→ **Problem statement**: The answer required is how many lines of the following entries contain the word "icon", with no other words.

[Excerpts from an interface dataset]
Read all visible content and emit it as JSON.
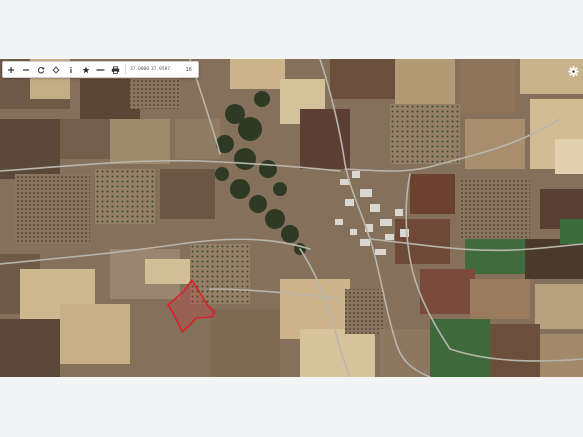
{
  "map": {
    "layer": "satellite",
    "colors": {
      "parcel_outline": "#d9212d",
      "parcel_fill": "rgba(220,40,50,0.22)",
      "road": "#a9a9a0",
      "field_dark": "#5a4636",
      "field_light": "#c9b48c",
      "field_green": "#3f6b3e"
    }
  },
  "toolbar": {
    "zoom_in_icon": "plus-icon",
    "zoom_out_icon": "minus-icon",
    "refresh_icon": "refresh-icon",
    "locate_icon": "crosshair-icon",
    "info_icon": "info-icon",
    "favorite_icon": "star-icon",
    "measure_icon": "ruler-icon",
    "print_icon": "printer-icon",
    "coord_lat": "37.0000",
    "coord_lon": "37.0587",
    "zoom_level": "16"
  },
  "settings": {
    "icon": "gear-icon"
  }
}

→ **Answer section**: 9